Video Interview with Laurie Goodman: Is the Housing Market Recovery Uneven?
Bloomberg Business

Housing Finance Policy Center director Laurie Goodman discusses the United States housing recovery with Bloomberg’s Joe Weisenthal on “What’d You Miss?” Watch the video.

To Lure Baby Boomers, Senior Centers Try Rebranding
By Jennifer Levitz, The Wall Street Journal

“Rochester Senior Center in southeastern Minnesota will relocate to a gleaming, $14 million publicly funded building next year.

“It plans to add a bistro-style cafe, a bike-sharing program and a test kitchen for cooking classes. But it intends to ditch one thing: the ‘Senior’ moniker.” Read the article.

Will Renaming Senior Housing Boost An Industry Or Enable Consumer Denial?
By Howard Gleckman, Forbes

“Would you rather live in a Life Plan Community or a Continuing Care Retirement Community (CCRC)? The market research folks have the answer: Most older adults, especially those under 65, would much rather live in a Life Plan Community than a CCRC. Even though they are exactly the same thing.” Read the article.

Our houses don’t fit us anymore
By Mike Ross, The Boston Globe

“Much of Boston’s existing housing stock was built for a very different time — a city filled with families, with more than half of the adults married. Children made up approximately one-third of the population, and households averaged three people. If you were single, you likely lived in one of the downtown neighborhoods, such as the Back Bay or Beacon Hill.

“Today, that’s all been turned on its head. Boston is now a mecca for young people, students, and job seekers. Children are a mere 16 percent of the population, and the average household size is closer to two. Two- and three-family homes now draw roommates in their 20s and 30s. What’s more, it’s the downtown that now draws families, where, according to top residential broker Beth Dickerson, newly created three-bedroom units are always the first to sell.” Read the article.

Minding The Millennials — Lessons In Self-Empowerment For Baby Boomers
By Paul Irving, The Huffington Post

“Can baby boomers searching for answers to the challenges of ageism look to millennials for lessons in self-empowerment?

“The culture of aging is changing as more and more boomers seek to remain active, productive and purposefully engaged. Two-thirds plan to work past age 65, or do not plan to retire at all, according to the Transamerica Center for Retirement Studies. Those plans should be seen as a positive trend. For older individuals, work is associated with better health, increased financial security and a stronger sense of purpose. For employers and the broader society, research confirms that older workers bring wisdom, beneficial experience and emotional balance to improve work environments and performance.” Read the article.

Can hospitals help create healthy neighborhoods?
By Stuart Butler, Brookings Institution

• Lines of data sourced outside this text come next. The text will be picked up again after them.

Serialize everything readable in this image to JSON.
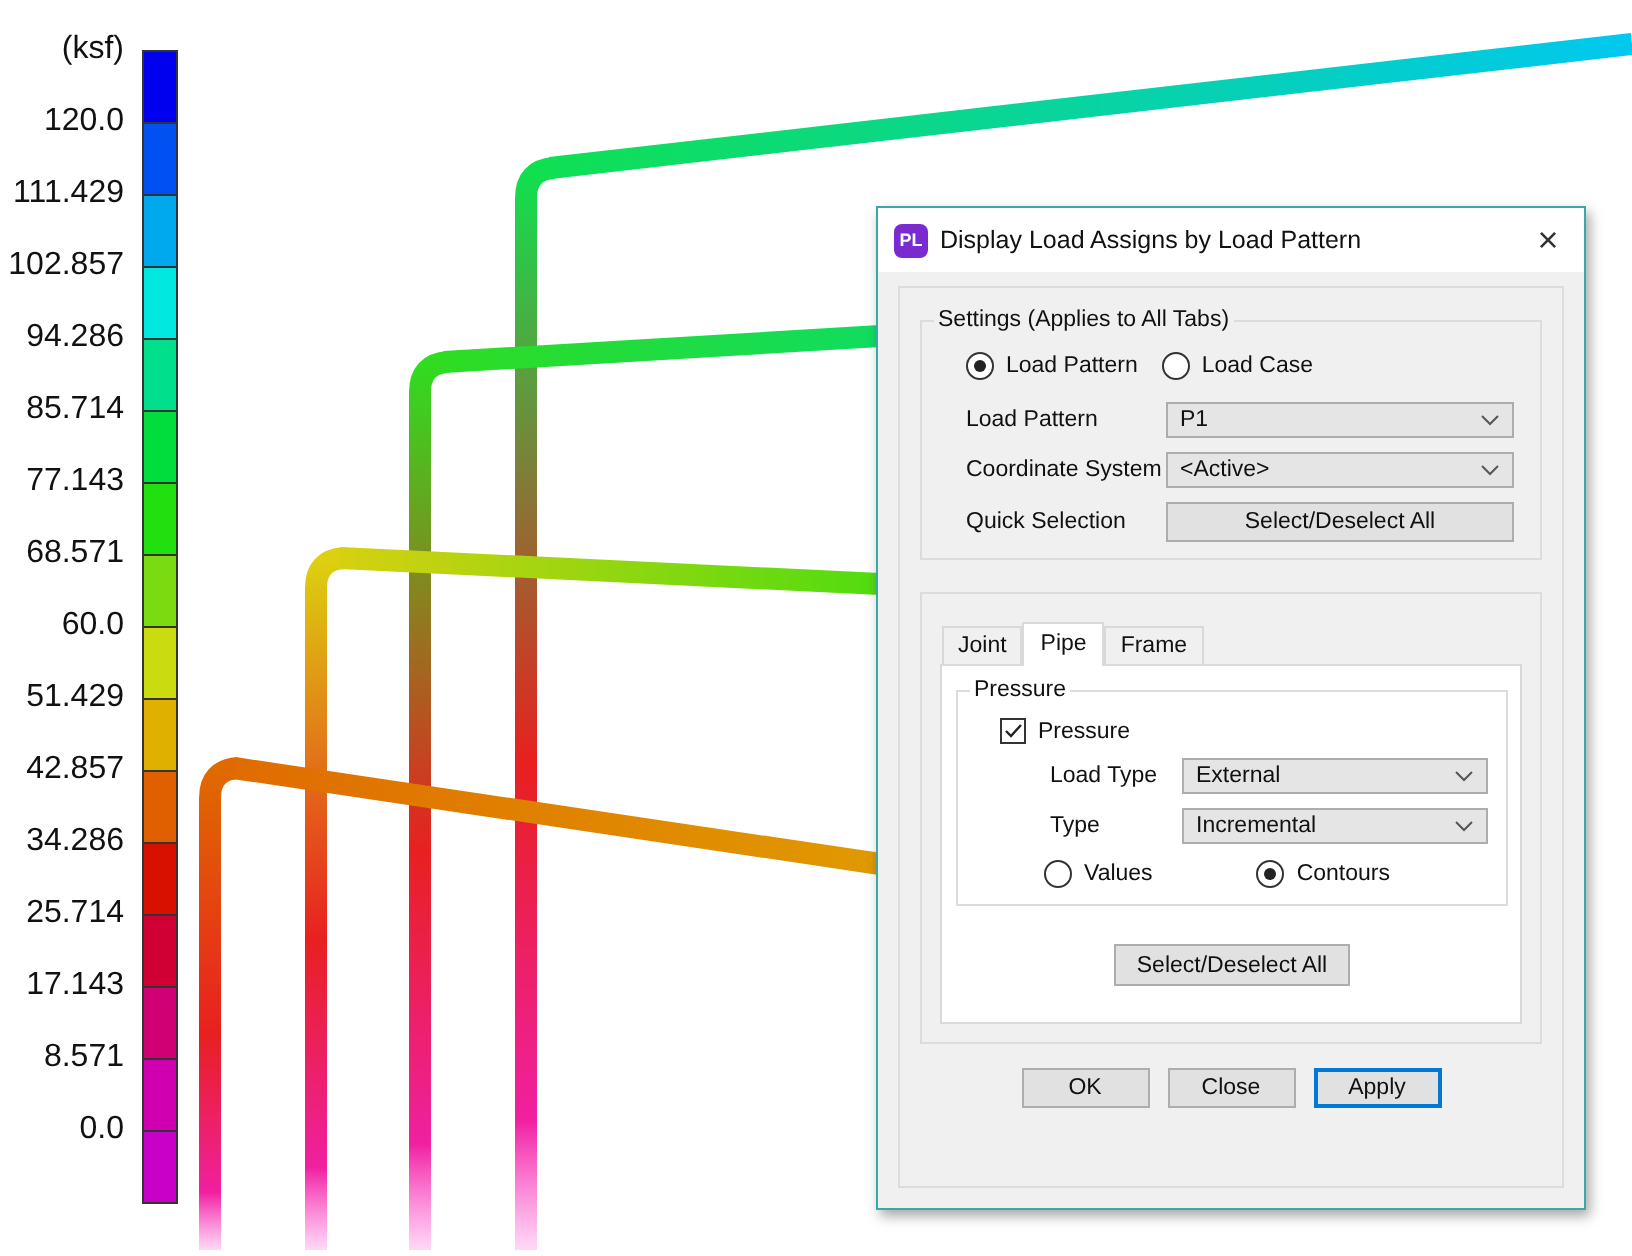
{
  "legend": {
    "unit": "(ksf)",
    "segments": [
      {
        "color": "#0000ee",
        "label": "120.0"
      },
      {
        "color": "#0050f2",
        "label": "111.429"
      },
      {
        "color": "#00a8ee",
        "label": "102.857"
      },
      {
        "color": "#00e8e0",
        "label": "94.286"
      },
      {
        "color": "#00e08c",
        "label": "85.714"
      },
      {
        "color": "#00dd3c",
        "label": "77.143"
      },
      {
        "color": "#22e010",
        "label": "68.571"
      },
      {
        "color": "#7adc10",
        "label": "60.0"
      },
      {
        "color": "#cadc10",
        "label": "51.429"
      },
      {
        "color": "#e0b000",
        "label": "42.857"
      },
      {
        "color": "#e06000",
        "label": "34.286"
      },
      {
        "color": "#d81000",
        "label": "25.714"
      },
      {
        "color": "#d00034",
        "label": "17.143"
      },
      {
        "color": "#d00074",
        "label": "8.571"
      },
      {
        "color": "#d000b0",
        "label": "0.0"
      },
      {
        "color": "#c800c8"
      }
    ]
  },
  "dialog": {
    "app_icon": "PL",
    "title": "Display Load Assigns by Load Pattern",
    "close": "×",
    "settings": {
      "title": "Settings (Applies to All Tabs)",
      "mode": [
        {
          "label": "Load Pattern",
          "selected": true
        },
        {
          "label": "Load Case",
          "selected": false
        }
      ],
      "rows": [
        {
          "kind": "dropdown",
          "label": "Load Pattern",
          "value": "P1"
        },
        {
          "kind": "dropdown",
          "label": "Coordinate System",
          "value": "<Active>"
        },
        {
          "kind": "button",
          "label": "Quick Selection",
          "value": "Select/Deselect All"
        }
      ]
    },
    "tabs": [
      {
        "label": "Joint",
        "selected": false
      },
      {
        "label": "Pipe",
        "selected": true
      },
      {
        "label": "Frame",
        "selected": false
      }
    ],
    "pressure": {
      "title": "Pressure",
      "checkbox": {
        "label": "Pressure",
        "checked": true
      },
      "rows": [
        {
          "kind": "dropdown",
          "label": "Load Type",
          "value": "External"
        },
        {
          "kind": "dropdown",
          "label": "Type",
          "value": "Incremental"
        }
      ],
      "display": [
        {
          "label": "Values",
          "selected": false
        },
        {
          "label": "Contours",
          "selected": true
        }
      ],
      "select_all": "Select/Deselect All"
    },
    "buttons": [
      {
        "label": "OK",
        "focused": false
      },
      {
        "label": "Close",
        "focused": false
      },
      {
        "label": "Apply",
        "focused": true
      }
    ]
  }
}
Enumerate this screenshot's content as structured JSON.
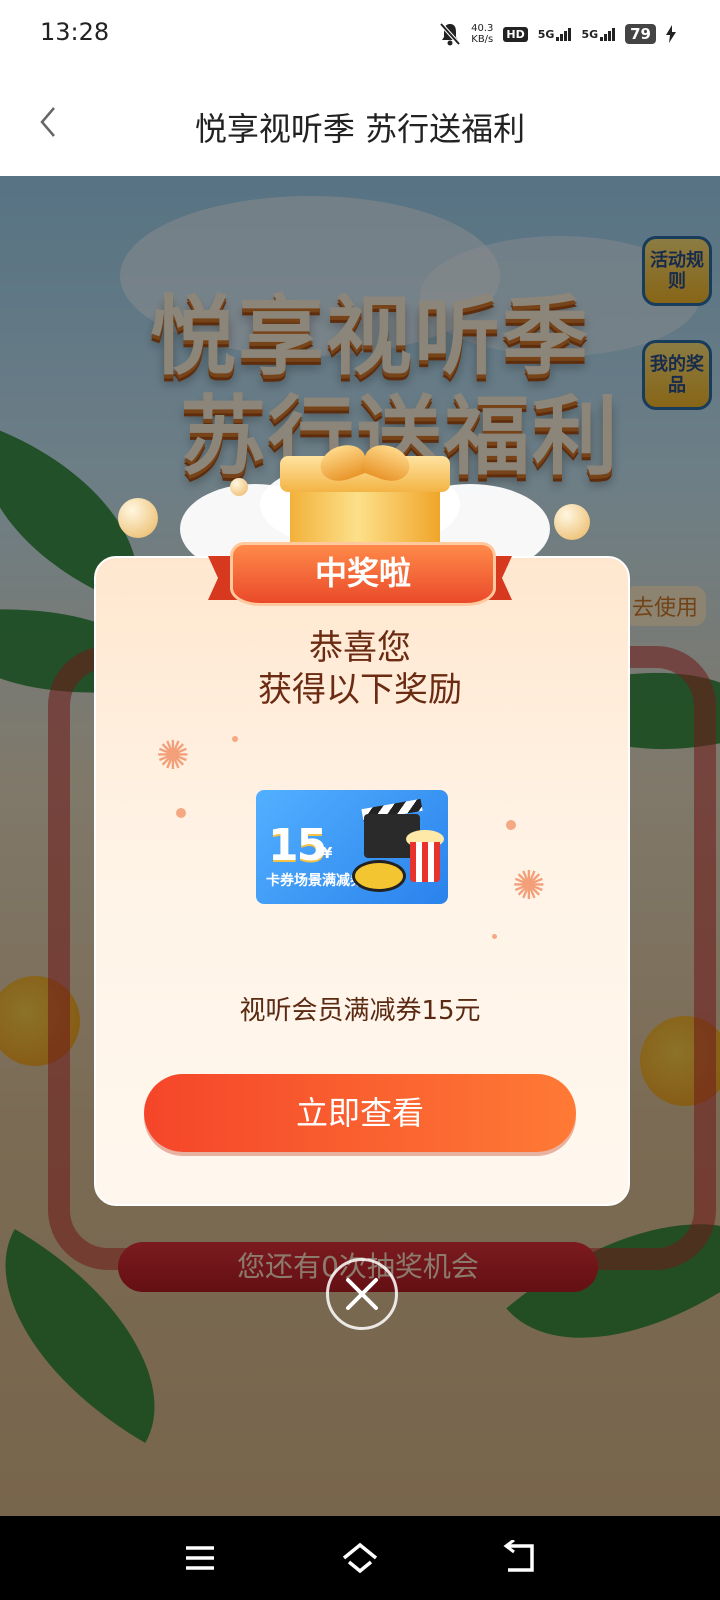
{
  "status_bar": {
    "time": "13:28",
    "net_speed_value": "40.3",
    "net_speed_unit": "KB/s",
    "hd_label": "HD",
    "sim1_label": "5G",
    "sim2_label": "5G",
    "battery": "79"
  },
  "nav": {
    "title": "悦享视听季 苏行送福利"
  },
  "background": {
    "title_line1": "悦享视听季",
    "title_line2": "苏行送福利",
    "rules_button": "活动规则",
    "my_prizes_button": "我的奖品",
    "go_use_label": "去使用",
    "chances_text": "您还有0次抽奖机会"
  },
  "popup": {
    "ribbon_label": "中奖啦",
    "congrats_line1": "恭喜您",
    "congrats_line2": "获得以下奖励",
    "coupon": {
      "amount": "15",
      "currency": "¥",
      "name": "卡券场景满减券"
    },
    "prize_name": "视听会员满减券15元",
    "cta_label": "立即查看"
  },
  "icons": {
    "back": "chevron-left-icon",
    "close": "close-circle-icon",
    "mute": "bell-muted-icon",
    "menu": "menu-icon",
    "home": "home-icon",
    "return": "back-icon"
  },
  "colors": {
    "cta_start": "#f5452a",
    "cta_end": "#ff7a35",
    "popup_bg": "#fff3e6",
    "congrats_text": "#6b2a12"
  }
}
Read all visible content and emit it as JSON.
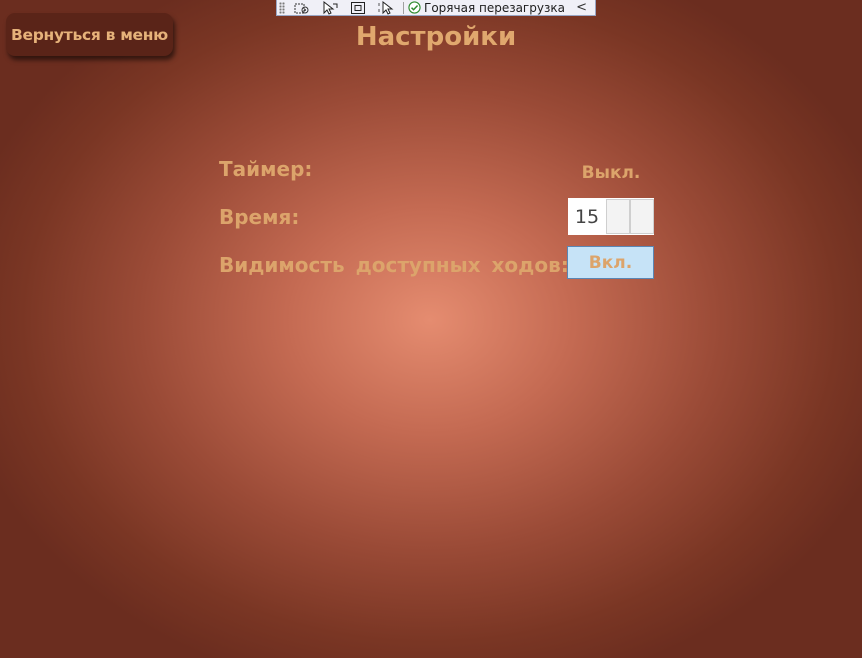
{
  "toolbar": {
    "icons": [
      "select-element-icon",
      "display-layout-adorners-icon",
      "track-focus-icon",
      "preview-selection-icon"
    ],
    "hot_reload_label": "Горячая перезагрузка",
    "hot_reload_status": "success",
    "collapse_glyph": "<"
  },
  "back_button": {
    "label": "Вернуться в меню"
  },
  "title": "Настройки",
  "settings": {
    "timer": {
      "label": "Таймер:",
      "value": "Выкл."
    },
    "time": {
      "label": "Время:",
      "value": "15"
    },
    "moves_visibility": {
      "label": "Видимость доступных ходов:",
      "value": "Вкл."
    }
  },
  "colors": {
    "accent_text": "#dca46b",
    "button_bg": "#5a2418",
    "toggle_on_bg": "#c6e3f7",
    "background_center": "#e58c70",
    "background_edge": "#6b2d1f"
  }
}
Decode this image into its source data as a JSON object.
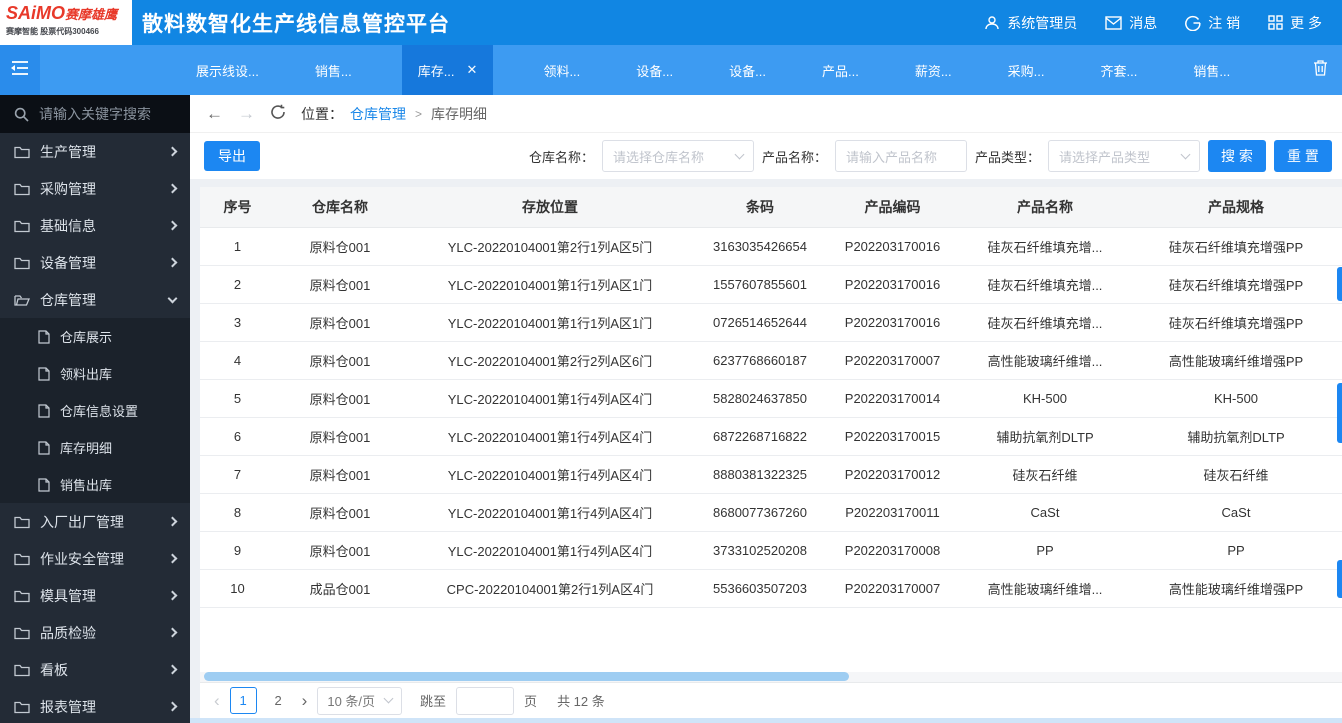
{
  "colors": {
    "header_bg": "#1186e3",
    "tabbar_bg": "#3d9bf2",
    "active_tab_bg": "#1678dc",
    "sidebar_bg": "#232b36",
    "accent_blue": "#1c87f2",
    "link_blue": "#1a87e8",
    "scroll_thumb": "#9ecdf2"
  },
  "header": {
    "logo": {
      "brand": "SAiMO",
      "brand_cn": "赛摩雄鹰",
      "subtitle": "赛摩智能 股票代码300466"
    },
    "title": "散料数智化生产线信息管控平台",
    "actions": {
      "user": "系统管理员",
      "messages": "消息",
      "logout": "注 销",
      "more": "更 多"
    }
  },
  "tabbar": {
    "tabs": [
      {
        "label": "展示线设...",
        "active": false
      },
      {
        "label": "销售...",
        "active": false
      },
      {
        "label": "库存...",
        "active": true,
        "closable": true
      },
      {
        "label": "领料...",
        "active": false
      },
      {
        "label": "设备...",
        "active": false
      },
      {
        "label": "设备...",
        "active": false
      },
      {
        "label": "产品...",
        "active": false
      },
      {
        "label": "薪资...",
        "active": false
      },
      {
        "label": "采购...",
        "active": false
      },
      {
        "label": "齐套...",
        "active": false
      },
      {
        "label": "销售...",
        "active": false
      }
    ],
    "close_glyph": "✕"
  },
  "sidebar": {
    "search_placeholder": "请输入关键字搜索",
    "menu": [
      {
        "label": "生产管理",
        "expanded": false
      },
      {
        "label": "采购管理",
        "expanded": false
      },
      {
        "label": "基础信息",
        "expanded": false
      },
      {
        "label": "设备管理",
        "expanded": false
      },
      {
        "label": "仓库管理",
        "expanded": true,
        "children": [
          "仓库展示",
          "领料出库",
          "仓库信息设置",
          "库存明细",
          "销售出库"
        ]
      },
      {
        "label": "入厂出厂管理",
        "expanded": false
      },
      {
        "label": "作业安全管理",
        "expanded": false
      },
      {
        "label": "模具管理",
        "expanded": false
      },
      {
        "label": "品质检验",
        "expanded": false
      },
      {
        "label": "看板",
        "expanded": false
      },
      {
        "label": "报表管理",
        "expanded": false
      }
    ]
  },
  "breadcrumb": {
    "location_label": "位置：",
    "parent": "仓库管理",
    "separator": ">",
    "current": "库存明细"
  },
  "toolbar": {
    "export_label": "导出",
    "filters": [
      {
        "label": "仓库名称：",
        "placeholder": "请选择仓库名称",
        "type": "select"
      },
      {
        "label": "产品名称：",
        "placeholder": "请输入产品名称",
        "type": "input"
      },
      {
        "label": "产品类型：",
        "placeholder": "请选择产品类型",
        "type": "select"
      }
    ],
    "search_label": "搜 索",
    "reset_label": "重 置"
  },
  "table": {
    "columns": [
      "序号",
      "仓库名称",
      "存放位置",
      "条码",
      "产品编码",
      "产品名称",
      "产品规格"
    ],
    "rows": [
      [
        "1",
        "原料仓001",
        "YLC-20220104001第2行1列A区5门",
        "3163035426654",
        "P202203170016",
        "硅灰石纤维填充增...",
        "硅灰石纤维填充增强PP"
      ],
      [
        "2",
        "原料仓001",
        "YLC-20220104001第1行1列A区1门",
        "1557607855601",
        "P202203170016",
        "硅灰石纤维填充增...",
        "硅灰石纤维填充增强PP"
      ],
      [
        "3",
        "原料仓001",
        "YLC-20220104001第1行1列A区1门",
        "0726514652644",
        "P202203170016",
        "硅灰石纤维填充增...",
        "硅灰石纤维填充增强PP"
      ],
      [
        "4",
        "原料仓001",
        "YLC-20220104001第2行2列A区6门",
        "6237768660187",
        "P202203170007",
        "高性能玻璃纤维增...",
        "高性能玻璃纤维增强PP"
      ],
      [
        "5",
        "原料仓001",
        "YLC-20220104001第1行4列A区4门",
        "5828024637850",
        "P202203170014",
        "KH-500",
        "KH-500"
      ],
      [
        "6",
        "原料仓001",
        "YLC-20220104001第1行4列A区4门",
        "6872268716822",
        "P202203170015",
        "辅助抗氧剂DLTP",
        "辅助抗氧剂DLTP"
      ],
      [
        "7",
        "原料仓001",
        "YLC-20220104001第1行4列A区4门",
        "8880381322325",
        "P202203170012",
        "硅灰石纤维",
        "硅灰石纤维"
      ],
      [
        "8",
        "原料仓001",
        "YLC-20220104001第1行4列A区4门",
        "8680077367260",
        "P202203170011",
        "CaSt",
        "CaSt"
      ],
      [
        "9",
        "原料仓001",
        "YLC-20220104001第1行4列A区4门",
        "3733102520208",
        "P202203170008",
        "PP",
        "PP"
      ],
      [
        "10",
        "成品仓001",
        "CPC-20220104001第2行1列A区4门",
        "5536603507203",
        "P202203170007",
        "高性能玻璃纤维增...",
        "高性能玻璃纤维增强PP"
      ]
    ]
  },
  "pagination": {
    "prev": "‹",
    "next": "›",
    "pages": [
      "1",
      "2"
    ],
    "current": "1",
    "page_size": "10 条/页",
    "jump_label": "跳至",
    "jump_value": "",
    "page_unit": "页",
    "total": "共 12 条"
  }
}
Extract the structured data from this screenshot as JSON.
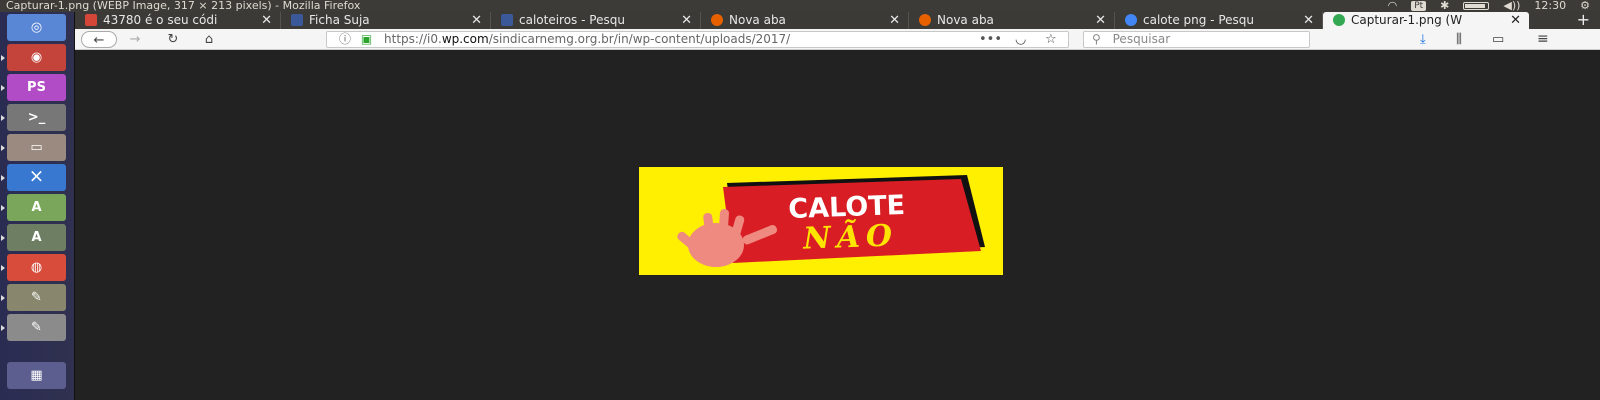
{
  "window_title": "Capturar-1.png (WEBP Image, 317 × 213 pixels) - Mozilla Firefox",
  "tray": {
    "keyboard": "Pt",
    "clock": "12:30"
  },
  "launcher": [
    {
      "name": "ubuntu-dash-icon",
      "color": "#5a86d6"
    },
    {
      "name": "chrome-icon",
      "color": "#c4433a"
    },
    {
      "name": "phpstorm-icon",
      "color": "#b24bc6"
    },
    {
      "name": "terminal-icon",
      "color": "#777777"
    },
    {
      "name": "files-icon",
      "color": "#9a8a7f"
    },
    {
      "name": "vscode-icon",
      "color": "#3978d0"
    },
    {
      "name": "android-studio-icon",
      "color": "#7aa65b"
    },
    {
      "name": "software-updater-icon",
      "color": "#6d7e63"
    },
    {
      "name": "firefox-icon",
      "color": "#d74c3a"
    },
    {
      "name": "gimp-icon",
      "color": "#88866c"
    },
    {
      "name": "text-editor-icon",
      "color": "#8b8b8b"
    },
    {
      "name": "trash-icon",
      "color": "#5b5e8e"
    }
  ],
  "tabs": [
    {
      "label": "43780 é o seu códi",
      "favicon_color": "#d44638"
    },
    {
      "label": "Ficha Suja",
      "favicon_color": "#3b5998"
    },
    {
      "label": "caloteiros - Pesqu",
      "favicon_color": "#3b5998"
    },
    {
      "label": "Nova aba",
      "favicon_color": "#e66000"
    },
    {
      "label": "Nova aba",
      "favicon_color": "#e66000"
    },
    {
      "label": "calote png - Pesqu",
      "favicon_color": "#4285f4"
    },
    {
      "label": "Capturar-1.png (W",
      "favicon_color": "#34a853"
    }
  ],
  "nav": {
    "url_prefix": "https://i0.",
    "url_domain": "wp.com",
    "url_rest": "/sindicarnemg.org.br/in/wp-content/uploads/2017/",
    "more": "•••",
    "search_placeholder": "Pesquisar"
  },
  "image": {
    "top_text": "CALOTE",
    "bottom_text": "NÃO",
    "bg_color": "#ffef00",
    "sign_color": "#d81e24",
    "hand_color": "#ef8a80"
  }
}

“There’s a growing recognition that good health depends on ‘upstream’ population health actions, well before a person enters the health care system, and that community institutions play a key role.

“But which institutions are well placed to function as hubs to integrate health care and other services within a community to achieve better health? Certainly, community schools, which are public schools that work with partners to provide a range of health and social services to children, have taken on that role with success.” Read the article.